Amazon is stringent about informing the world on how this may not be a challenge for them since it will not require a lot of power. The airship will be airborne at all times, since it will only glide to higher and lower altitudes in the air and will deliver products unmanned. Amazon claims that such technology will have limitless uses as it could deliver products in minutes anywhere around the US; at music functions, football stadiums, and even home parties. For any threats linked to the weather or airborne accidents, professionals have developed a method titled a mesh network via which the aerial vehicles can communicate regarding matters of weather and routes. This technology would also provide Amazon with greater flexibility to manage supplies when there are shifts in demand or supply.

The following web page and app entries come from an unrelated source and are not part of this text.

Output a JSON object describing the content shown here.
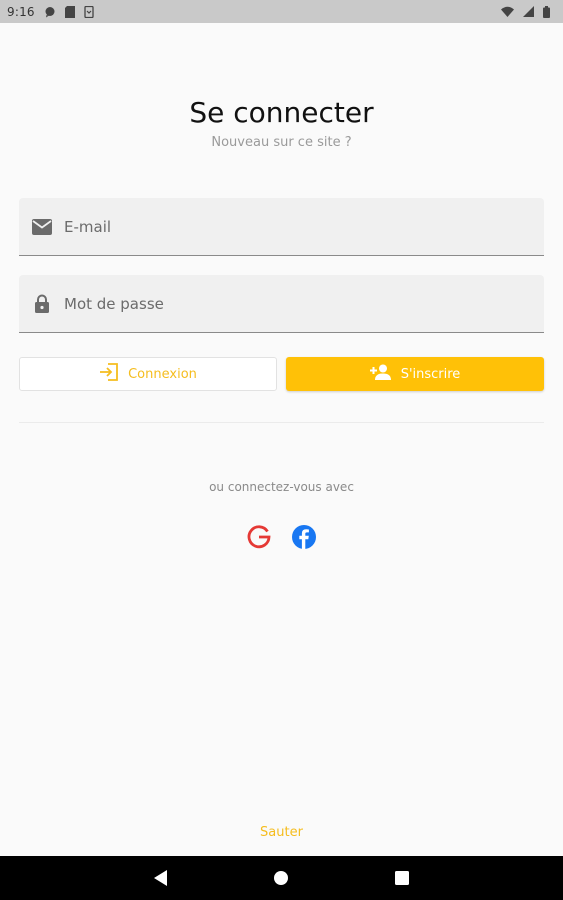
{
  "status_bar": {
    "time": "9:16",
    "icons_left": [
      "message-icon",
      "sd-card-icon",
      "download-icon"
    ],
    "icons_right": [
      "wifi-icon",
      "signal-icon",
      "battery-icon"
    ]
  },
  "header": {
    "title": "Se connecter",
    "subtitle": "Nouveau sur ce site ?"
  },
  "form": {
    "email_placeholder": "E-mail",
    "email_value": "",
    "password_placeholder": "Mot de passe",
    "password_value": ""
  },
  "actions": {
    "login_label": "Connexion",
    "signup_label": "S'inscrire"
  },
  "social": {
    "label": "ou connectez-vous avec",
    "providers": [
      "Google",
      "Facebook"
    ]
  },
  "footer": {
    "skip_label": "Sauter"
  },
  "colors": {
    "accent": "#ffc107",
    "accent_text": "#f5bd1f",
    "google": "#e53935",
    "facebook": "#1877f2",
    "background": "#fafafa"
  }
}
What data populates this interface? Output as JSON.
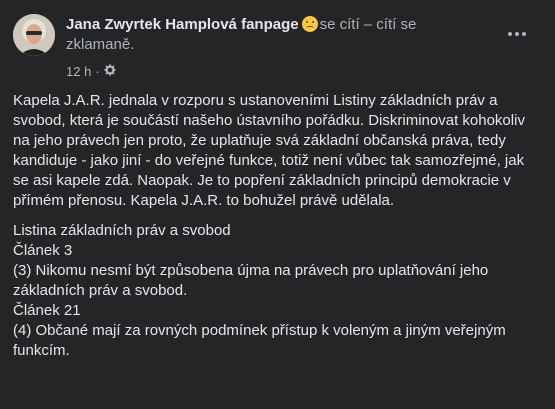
{
  "post": {
    "author": "Jana Zwyrtek Hamplová fanpage",
    "feeling_text": "se cítí – cítí se zklamaně.",
    "feeling_icon": "disappointed-face-emoji",
    "time": "12 h",
    "privacy_icon": "gear-icon",
    "more_icon": "more-options-icon",
    "paragraph": "Kapela J.A.R. jednala v rozporu s ustanoveními Listiny základních práv a svobod, která je součástí našeho ústavního pořádku. Diskriminovat kohokoliv na jeho právech jen proto, že uplatňuje svá základní občanská práva, tedy kandiduje - jako jiní - do veřejné funkce, totiž není vůbec tak samozřejmé, jak se asi kapele zdá. Naopak. Je to popření základních principů demokracie v přímém přenosu. Kapela J.A.R. to bohužel právě udělala.",
    "lines": [
      "Listina základních práv a svobod",
      "Článek 3",
      "(3) Nikomu nesmí být způsobena újma na právech pro uplatňování jeho základních práv a svobod.",
      "Článek 21",
      "(4) Občané mají za rovných podmínek přístup k voleným a jiným veřejným funkcím."
    ]
  }
}
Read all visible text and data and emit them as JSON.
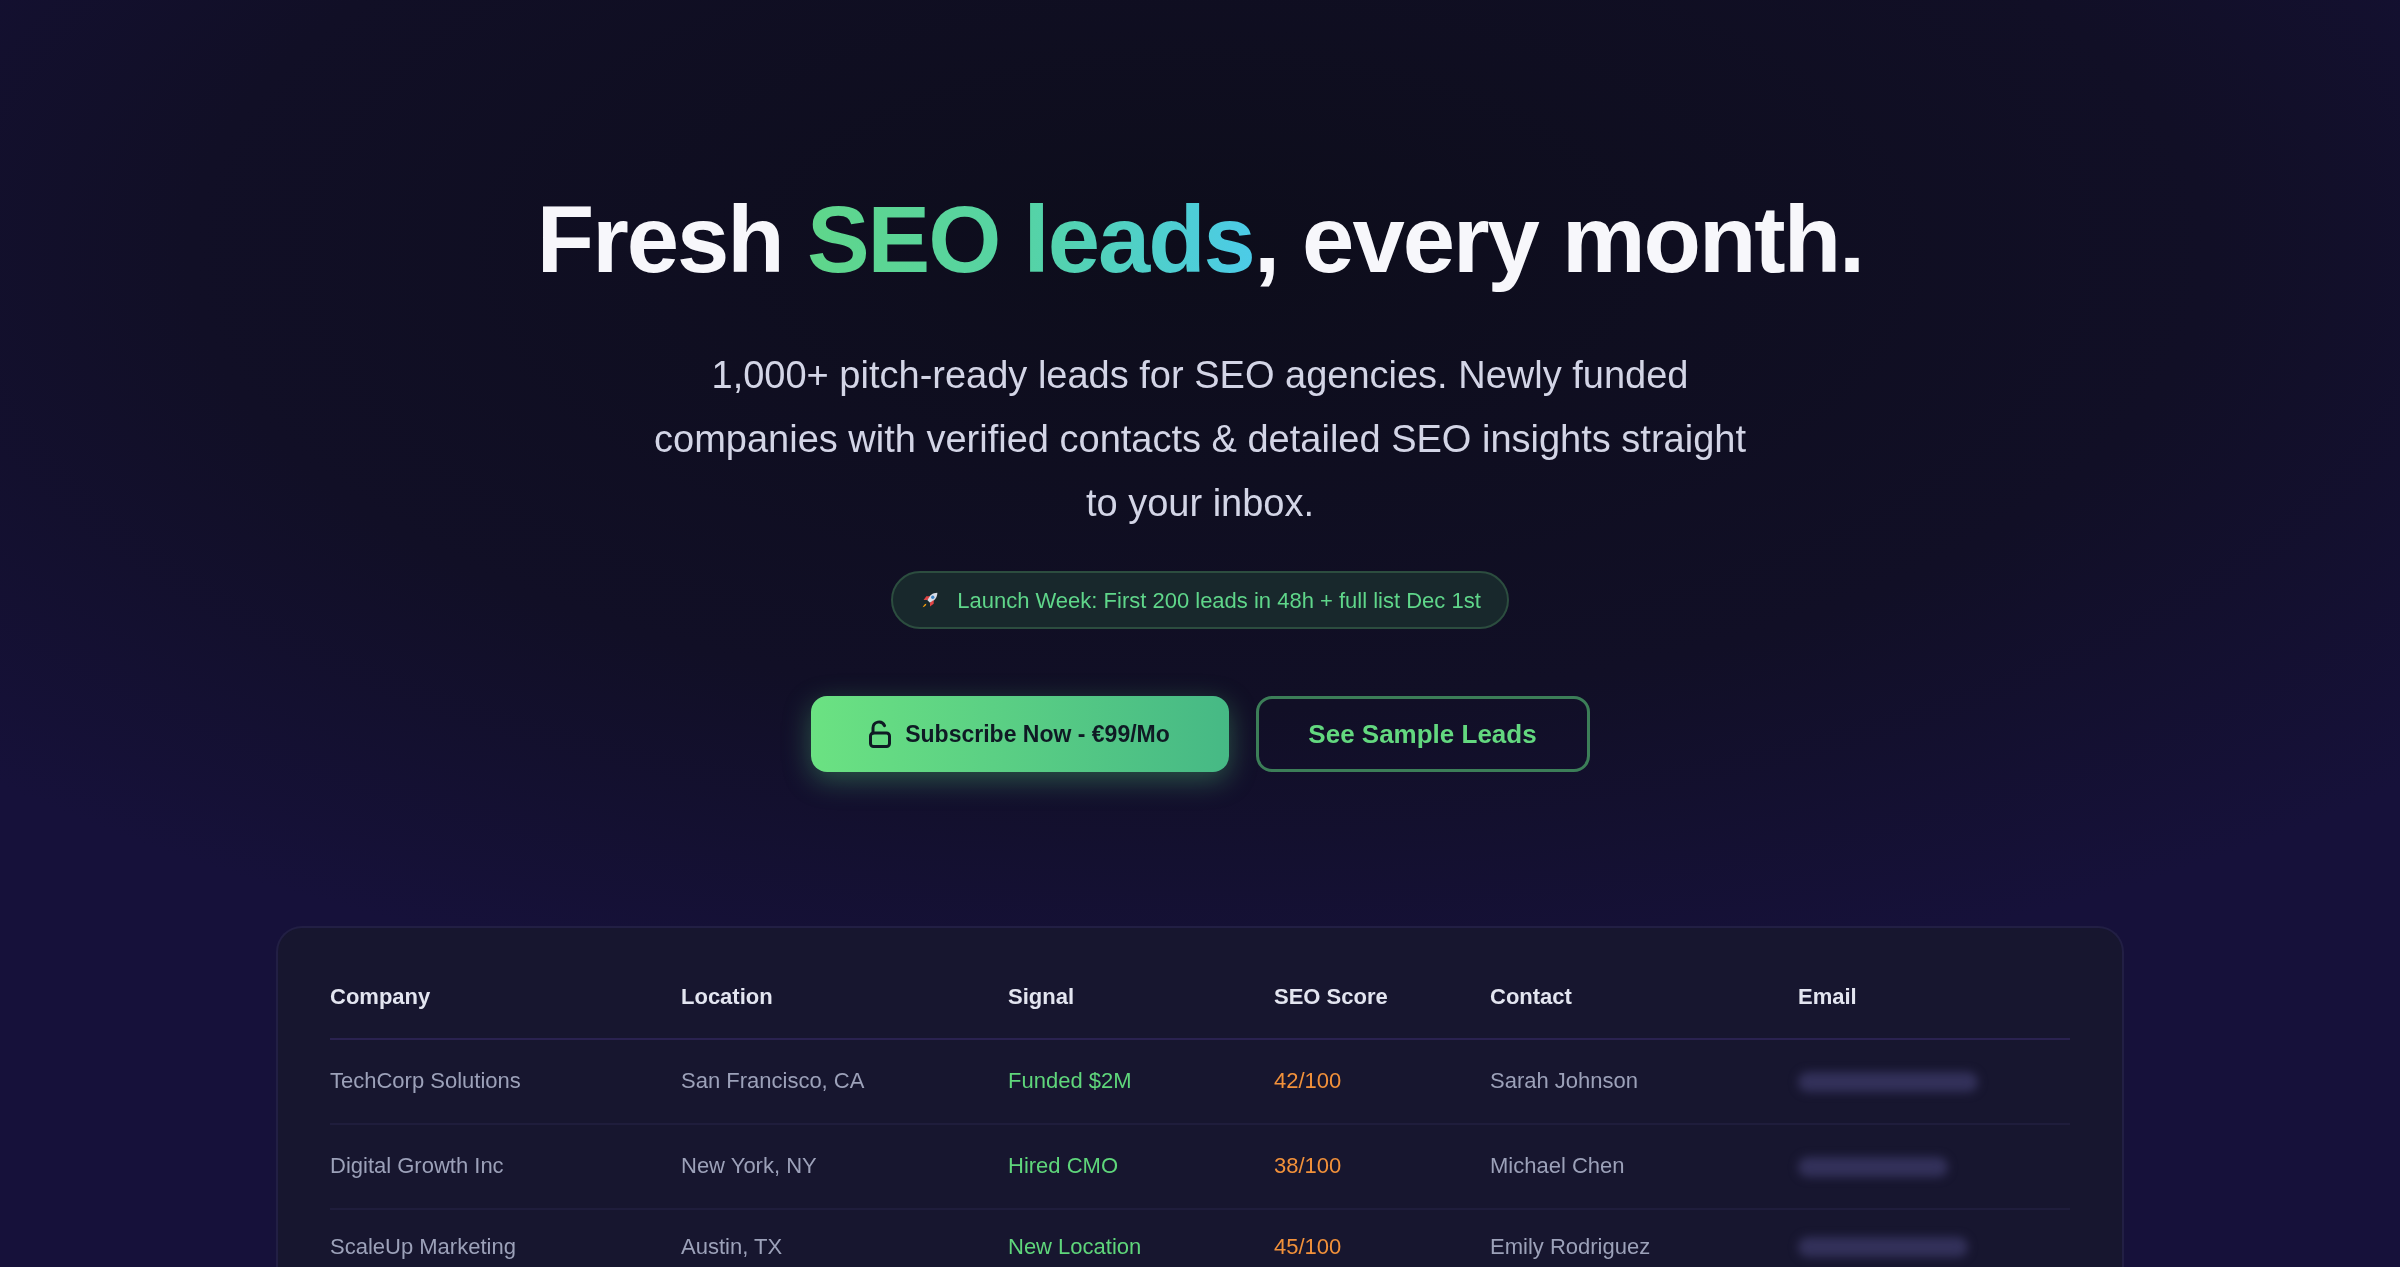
{
  "hero": {
    "heading": [
      {
        "text": "Fresh ",
        "kind": "plain"
      },
      {
        "text": "SEO leads",
        "kind": "gradient"
      },
      {
        "text": ", every month.",
        "kind": "plain"
      }
    ],
    "subtitle": "1,000+ pitch-ready leads for SEO agencies. Newly funded companies with verified contacts & detailed SEO insights straight to your inbox.",
    "badge": "Launch Week: First 200 leads in 48h + full list Dec 1st",
    "buttons": [
      {
        "label": "Subscribe Now - €99/Mo",
        "kind": "primary"
      },
      {
        "label": "See Sample Leads",
        "kind": "outline"
      }
    ]
  },
  "table": {
    "columns": [
      "Company",
      "Location",
      "Signal",
      "SEO Score",
      "Contact",
      "Email"
    ],
    "rows": [
      {
        "company": "TechCorp Solutions",
        "location": "San Francisco, CA",
        "signal": "Funded $2M",
        "seo_score": "42/100",
        "contact": "Sarah Johnson",
        "email_hidden": true
      },
      {
        "company": "Digital Growth Inc",
        "location": "New York, NY",
        "signal": "Hired CMO",
        "seo_score": "38/100",
        "contact": "Michael Chen",
        "email_hidden": true
      },
      {
        "company": "ScaleUp Marketing",
        "location": "Austin, TX",
        "signal": "New Location",
        "seo_score": "45/100",
        "contact": "Emily Rodriguez",
        "email_hidden": true
      }
    ]
  }
}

Amazon is still pushing forward in winning more patents. In July of 2016, they gained patents to use tall buildings at domes of churches as recharging stations for the drones. Amazon has recently deployed its first and only aerial vehicle earlier this month in UK and is insisting on making this technology widely available in the US and Middle East. It plans on buying shares in middle eastern e-commerce giant Souq.com. However, the customers will not get to utilize such technology anytime soon since Amazon will still have to get approval from aerial authorities which might take some time. The world eagerly awaits the availability of such technology. Sophomore Arjun Sharma said, “Delivery in minutes… I want that technology right away!”.